Could you copy every line of the data that contains the word "from"?

● **LISTED RECORDS**
★ ★ ★ ★ ★
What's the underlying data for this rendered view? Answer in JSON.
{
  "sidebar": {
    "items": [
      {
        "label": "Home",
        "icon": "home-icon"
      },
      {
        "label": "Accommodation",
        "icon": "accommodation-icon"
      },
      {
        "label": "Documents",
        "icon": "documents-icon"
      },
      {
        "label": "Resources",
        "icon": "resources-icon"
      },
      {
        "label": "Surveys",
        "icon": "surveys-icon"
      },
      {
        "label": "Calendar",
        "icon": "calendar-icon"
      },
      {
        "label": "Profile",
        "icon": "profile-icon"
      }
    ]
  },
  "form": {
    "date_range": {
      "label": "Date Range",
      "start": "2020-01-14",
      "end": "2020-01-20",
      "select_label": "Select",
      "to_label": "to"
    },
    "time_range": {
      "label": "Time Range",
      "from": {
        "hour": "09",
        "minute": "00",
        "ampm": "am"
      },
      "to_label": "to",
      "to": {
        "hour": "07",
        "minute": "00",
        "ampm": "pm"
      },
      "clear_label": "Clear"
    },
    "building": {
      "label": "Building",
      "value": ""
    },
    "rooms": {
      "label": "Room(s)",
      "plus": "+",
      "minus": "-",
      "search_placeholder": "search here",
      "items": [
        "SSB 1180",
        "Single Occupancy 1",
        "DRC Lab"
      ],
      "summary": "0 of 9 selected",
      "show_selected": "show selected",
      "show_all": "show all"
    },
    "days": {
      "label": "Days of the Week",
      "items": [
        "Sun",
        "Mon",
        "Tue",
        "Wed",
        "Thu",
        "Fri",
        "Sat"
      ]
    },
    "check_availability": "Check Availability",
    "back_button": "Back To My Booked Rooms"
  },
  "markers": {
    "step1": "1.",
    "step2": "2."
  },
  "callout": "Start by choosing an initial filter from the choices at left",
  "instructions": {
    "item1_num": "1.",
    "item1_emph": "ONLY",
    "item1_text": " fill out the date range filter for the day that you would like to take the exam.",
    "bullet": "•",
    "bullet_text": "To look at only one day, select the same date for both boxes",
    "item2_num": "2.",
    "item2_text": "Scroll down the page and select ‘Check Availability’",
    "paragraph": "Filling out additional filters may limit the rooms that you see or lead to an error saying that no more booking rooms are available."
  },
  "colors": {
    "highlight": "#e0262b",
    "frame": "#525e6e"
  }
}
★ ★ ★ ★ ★
● **RESULT OF THIS EXERCISE**
      "from": {
  "callout": "Start by choosing an initial filter from the choices at left",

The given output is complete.